Dean Watson, Joint Managing Director at national property and construction consultancy Wakemans, warns that key issues could stifle UK construction industry growth.
As the General Election campaign takes shape, the Conservatives look set to reinforce their plans regarding access to the single market and the free movement of workers into and out of Europe, while Labour and the Liberal Democrats are expected to campaign for a soft Brexit. One thing is clear: a healthy construction industry is vital if the political parties are to deliver on their manifesto promises when it comes to housing, schools and infrastructure projects.
The overall indications for future growth in the construction sector look good. According to the Construction Products Association’s (CPA) latest forecasts, output is projected to rise by 1.3% this year and 1.2% and 2.3% in 2018 and 2019 respectively. On closer examination, however, the worry is that this growth will not be uniform across all sectors but will instead be concentrated in a couple of areas.
Infrastructure projects in the energy, rail and water sectors, including Hinckley Point C and HS2, are set to fuel growth driven by the £300million National Infrastructure and Construction Pipeline. Thanks to demand from buyers looking to get on to the property ladder and Help to Buy equity loans, private housebuilding is also on target to support construction growth, rising by 7.2% between 2017 and 2019 according to the CPA.
That said, Help to Buy is scheduled to end in 2021 so cannot be considered a long-term solution. In light of this, the housebuilding sector is eager to receive clarification, and it needs to come sooner rather than later, as to what measures the government will introduce to provide the necessary stimulus for continued growth.
If infrastructure and housebuilding projects represent the upside, the counterbalance is that there will be fewer commercial and industrial projects such as offices and factories. After a 1% dip this year, the CPA projects a further 12% fall in office building in 2018, while the construction of factories is expected to decrease by 5% this year and 4% in 2018.
One of the key factors that could put the brakes on growth has to be costs. Construction prices rose throughout 2016, and with government indices reporting that input costs for goods bought and sold by UK manufacturers are increasing faster than at any time since 2008, more rises in construction prices are to be expected.
Raw materials will be a key driver of rising prices. Between the final quarter of 2016 and the first quarter of this year the average cost of building materials rose by 2.5%, which is equivalent to 10% on an annualised basis.
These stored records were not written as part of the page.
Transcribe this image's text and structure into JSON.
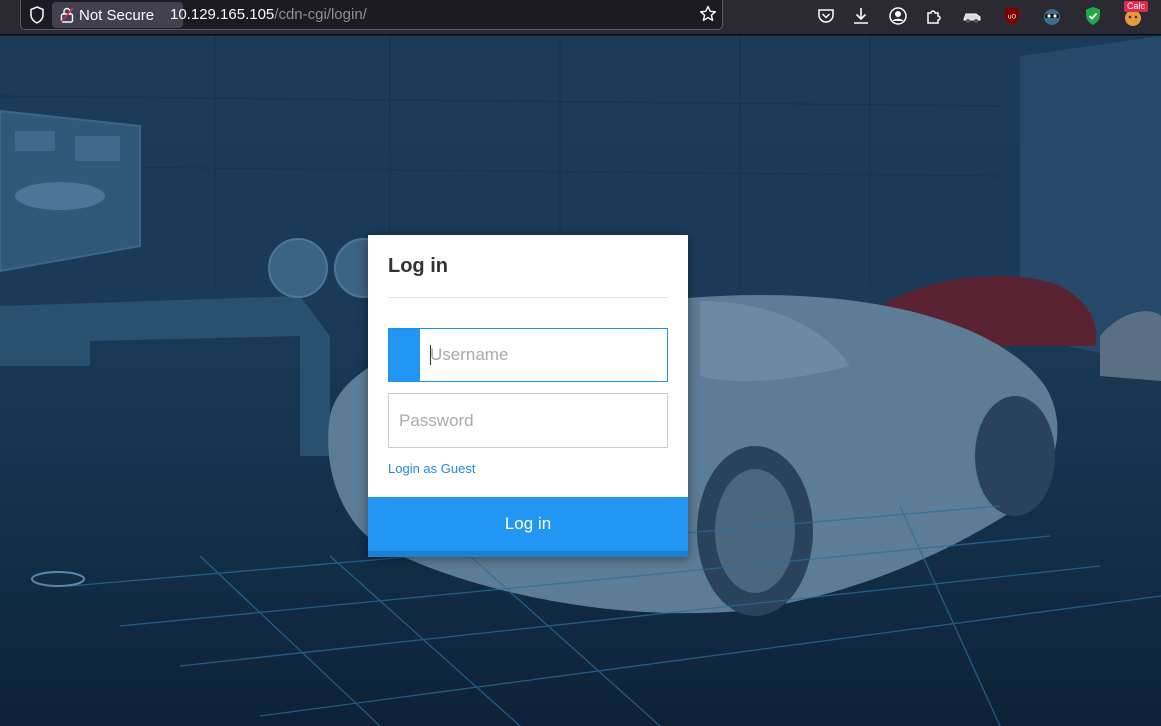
{
  "browser": {
    "security_label": "Not Secure",
    "url_host": "10.129.165.105",
    "url_path": "/cdn-cgi/login/",
    "extension_badge": "Calc"
  },
  "icons": {
    "toolbar": [
      "shield-icon",
      "lock-insecure-icon",
      "bookmark-star-icon",
      "pocket-icon",
      "download-icon",
      "account-icon",
      "extensions-icon",
      "vehicle-extension-icon",
      "ublock-icon",
      "spy-extension-icon",
      "shield-check-extension-icon",
      "calc-extension-icon"
    ]
  },
  "colors": {
    "accent": "#2196f3",
    "accent_dark": "#1c7fd0",
    "link": "#1f88e5",
    "page_bg": "#1a3a57"
  },
  "login": {
    "title": "Log in",
    "username_placeholder": "Username",
    "password_placeholder": "Password",
    "guest_link": "Login as Guest",
    "submit_label": "Log in"
  }
}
Despite its recent rally, the weaker pound will affect imports, with metal prices showing the biggest increase.
There is plenty of evidence that the devaluation of sterling is starting to push up prices in the wider economy and prolonged currency weakness makes it inevitable that construction costs will rise in accordance with higher rates of inflation.
Further pressure is expected to come from labour rates, which rise annually. As employers contend with the Apprentice Levy and the National Living Wage, wage increases would not only be fuelled by higher inflation, but would also be impacted by the ongoing skills shortage.
The skills crisis is a longstanding problem and is unlikely to be easily resolved. Nevertheless recent developments look promising as there is the hope of support from the regional growth hubs, enterprise partnerships and initiatives like the Midlands Engine Strategy. Designed to boost growth by investing in skills, transport and innovation while also attracting inward investment from around the world, they are a potential source of much-needed funding for construction industry training.
The plight of EU nationals happily settled here and in employment is already emerging as a key platform for Brexit negotiations and is likely to feature heavily in election debates. Meanwhile, the recruitment of migrant workers resonates strongly with the construction sector, making it essential that the new government clarifies the UK’s visa policy.
In the coming 12 to 18 months it is more important than ever for builders, developers and owners to stay flexible about project procurement, finance and delivery. By guarding against uncertainty becoming a barrier to successful development, the industry should be well-placed to meet the challenges of the prevailing construction landscape post-Brexit.
Whatever the outcome of the General Election, the skills crisis, increasing wages, rising raw materials costs and the economic uncertainties surrounding Brexit must not be allowed to stifle construction industry growth.